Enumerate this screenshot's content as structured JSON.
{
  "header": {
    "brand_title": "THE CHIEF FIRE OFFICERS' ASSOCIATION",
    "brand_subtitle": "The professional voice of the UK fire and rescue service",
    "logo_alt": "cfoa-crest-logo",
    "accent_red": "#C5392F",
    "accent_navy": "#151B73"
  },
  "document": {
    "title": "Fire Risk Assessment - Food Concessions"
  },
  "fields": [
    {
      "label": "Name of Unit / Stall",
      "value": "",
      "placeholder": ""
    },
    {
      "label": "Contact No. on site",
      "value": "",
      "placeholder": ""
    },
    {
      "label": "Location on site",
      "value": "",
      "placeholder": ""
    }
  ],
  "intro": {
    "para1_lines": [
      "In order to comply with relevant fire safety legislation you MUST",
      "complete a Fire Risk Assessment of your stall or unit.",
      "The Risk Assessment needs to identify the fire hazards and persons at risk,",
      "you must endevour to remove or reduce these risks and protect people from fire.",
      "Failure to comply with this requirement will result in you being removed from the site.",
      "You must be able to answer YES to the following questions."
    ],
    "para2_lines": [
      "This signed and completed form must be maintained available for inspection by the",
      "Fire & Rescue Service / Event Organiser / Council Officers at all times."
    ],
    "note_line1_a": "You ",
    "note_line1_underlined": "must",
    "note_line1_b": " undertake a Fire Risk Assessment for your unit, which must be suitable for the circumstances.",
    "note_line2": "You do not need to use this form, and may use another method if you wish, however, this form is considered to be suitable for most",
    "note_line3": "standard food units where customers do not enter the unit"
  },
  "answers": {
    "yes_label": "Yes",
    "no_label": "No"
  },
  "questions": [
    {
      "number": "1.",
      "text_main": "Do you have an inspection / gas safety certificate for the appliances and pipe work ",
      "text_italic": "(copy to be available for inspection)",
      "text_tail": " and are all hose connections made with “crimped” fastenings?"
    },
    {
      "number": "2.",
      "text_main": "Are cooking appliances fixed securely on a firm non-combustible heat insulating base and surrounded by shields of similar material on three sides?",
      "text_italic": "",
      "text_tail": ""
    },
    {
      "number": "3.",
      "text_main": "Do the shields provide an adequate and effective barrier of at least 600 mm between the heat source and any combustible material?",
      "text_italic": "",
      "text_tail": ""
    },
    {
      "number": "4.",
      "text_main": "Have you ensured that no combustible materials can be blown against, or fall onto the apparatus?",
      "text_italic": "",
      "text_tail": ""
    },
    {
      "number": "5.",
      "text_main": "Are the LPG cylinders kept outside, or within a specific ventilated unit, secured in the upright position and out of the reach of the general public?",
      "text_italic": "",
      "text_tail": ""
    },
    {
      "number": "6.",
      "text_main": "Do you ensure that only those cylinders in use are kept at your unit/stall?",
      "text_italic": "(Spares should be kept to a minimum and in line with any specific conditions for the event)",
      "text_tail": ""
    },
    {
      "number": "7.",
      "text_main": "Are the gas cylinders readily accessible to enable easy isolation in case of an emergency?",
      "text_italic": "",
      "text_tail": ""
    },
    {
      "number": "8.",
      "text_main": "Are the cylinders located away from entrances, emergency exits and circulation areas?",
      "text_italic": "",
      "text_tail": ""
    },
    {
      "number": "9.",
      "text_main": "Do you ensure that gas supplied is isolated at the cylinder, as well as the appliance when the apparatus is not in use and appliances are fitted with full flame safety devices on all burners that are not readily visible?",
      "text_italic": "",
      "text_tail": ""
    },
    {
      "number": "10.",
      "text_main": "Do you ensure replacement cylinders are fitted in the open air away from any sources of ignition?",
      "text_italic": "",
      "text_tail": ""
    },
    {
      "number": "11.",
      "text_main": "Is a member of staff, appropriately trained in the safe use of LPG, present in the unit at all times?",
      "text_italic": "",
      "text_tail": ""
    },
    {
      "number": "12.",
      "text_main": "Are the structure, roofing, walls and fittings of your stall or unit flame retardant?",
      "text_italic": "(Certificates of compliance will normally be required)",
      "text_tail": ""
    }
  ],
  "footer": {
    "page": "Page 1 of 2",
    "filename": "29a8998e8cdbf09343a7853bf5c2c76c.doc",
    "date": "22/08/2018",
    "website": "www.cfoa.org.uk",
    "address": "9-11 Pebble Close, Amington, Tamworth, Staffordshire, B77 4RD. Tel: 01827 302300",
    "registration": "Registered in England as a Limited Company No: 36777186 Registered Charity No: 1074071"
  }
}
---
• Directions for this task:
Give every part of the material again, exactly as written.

• Response to this exercise:
Enumerate this screenshot's content as structured JSON.
{
  "header": {
    "brand_title": "THE CHIEF FIRE OFFICERS' ASSOCIATION",
    "brand_subtitle": "The professional voice of the UK fire and rescue service",
    "logo_alt": "cfoa-crest-logo",
    "accent_red": "#C5392F",
    "accent_navy": "#151B73"
  },
  "document": {
    "title": "Fire Risk Assessment - Food Concessions"
  },
  "fields": [
    {
      "label": "Name of Unit / Stall",
      "value": "",
      "placeholder": ""
    },
    {
      "label": "Contact No. on site",
      "value": "",
      "placeholder": ""
    },
    {
      "label": "Location on site",
      "value": "",
      "placeholder": ""
    }
  ],
  "intro": {
    "para1_lines": [
      "In order to comply with relevant fire safety legislation you MUST",
      "complete a Fire Risk Assessment of your stall or unit.",
      "The Risk Assessment needs to identify the fire hazards and persons at risk,",
      "you must endevour to remove or reduce these risks and protect people from fire.",
      "Failure to comply with this requirement will result in you being removed from the site.",
      "You must be able to answer YES to the following questions."
    ],
    "para2_lines": [
      "This signed and completed form must be maintained available for inspection by the",
      "Fire & Rescue Service / Event Organiser / Council Officers at all times."
    ],
    "note_line1_a": "You ",
    "note_line1_underlined": "must",
    "note_line1_b": " undertake a Fire Risk Assessment for your unit, which must be suitable for the circumstances.",
    "note_line2": "You do not need to use this form, and may use another method if you wish, however, this form is considered to be suitable for most",
    "note_line3": "standard food units where customers do not enter the unit"
  },
  "answers": {
    "yes_label": "Yes",
    "no_label": "No"
  },
  "questions": [
    {
      "number": "1.",
      "text_main": "Do you have an inspection / gas safety certificate for the appliances and pipe work ",
      "text_italic": "(copy to be available for inspection)",
      "text_tail": " and are all hose connections made with “crimped” fastenings?"
    },
    {
      "number": "2.",
      "text_main": "Are cooking appliances fixed securely on a firm non-combustible heat insulating base and surrounded by shields of similar material on three sides?",
      "text_italic": "",
      "text_tail": ""
    },
    {
      "number": "3.",
      "text_main": "Do the shields provide an adequate and effective barrier of at least 600 mm between the heat source and any combustible material?",
      "text_italic": "",
      "text_tail": ""
    },
    {
      "number": "4.",
      "text_main": "Have you ensured that no combustible materials can be blown against, or fall onto the apparatus?",
      "text_italic": "",
      "text_tail": ""
    },
    {
      "number": "5.",
      "text_main": "Are the LPG cylinders kept outside, or within a specific ventilated unit, secured in the upright position and out of the reach of the general public?",
      "text_italic": "",
      "text_tail": ""
    },
    {
      "number": "6.",
      "text_main": "Do you ensure that only those cylinders in use are kept at your unit/stall?",
      "text_italic": "(Spares should be kept to a minimum and in line with any specific conditions for the event)",
      "text_tail": ""
    },
    {
      "number": "7.",
      "text_main": "Are the gas cylinders readily accessible to enable easy isolation in case of an emergency?",
      "text_italic": "",
      "text_tail": ""
    },
    {
      "number": "8.",
      "text_main": "Are the cylinders located away from entrances, emergency exits and circulation areas?",
      "text_italic": "",
      "text_tail": ""
    },
    {
      "number": "9.",
      "text_main": "Do you ensure that gas supplied is isolated at the cylinder, as well as the appliance when the apparatus is not in use and appliances are fitted with full flame safety devices on all burners that are not readily visible?",
      "text_italic": "",
      "text_tail": ""
    },
    {
      "number": "10.",
      "text_main": "Do you ensure replacement cylinders are fitted in the open air away from any sources of ignition?",
      "text_italic": "",
      "text_tail": ""
    },
    {
      "number": "11.",
      "text_main": "Is a member of staff, appropriately trained in the safe use of LPG, present in the unit at all times?",
      "text_italic": "",
      "text_tail": ""
    },
    {
      "number": "12.",
      "text_main": "Are the structure, roofing, walls and fittings of your stall or unit flame retardant?",
      "text_italic": "(Certificates of compliance will normally be required)",
      "text_tail": ""
    }
  ],
  "footer": {
    "page": "Page 1 of 2",
    "filename": "29a8998e8cdbf09343a7853bf5c2c76c.doc",
    "date": "22/08/2018",
    "website": "www.cfoa.org.uk",
    "address": "9-11 Pebble Close, Amington, Tamworth, Staffordshire, B77 4RD. Tel: 01827 302300",
    "registration": "Registered in England as a Limited Company No: 36777186 Registered Charity No: 1074071"
  }
}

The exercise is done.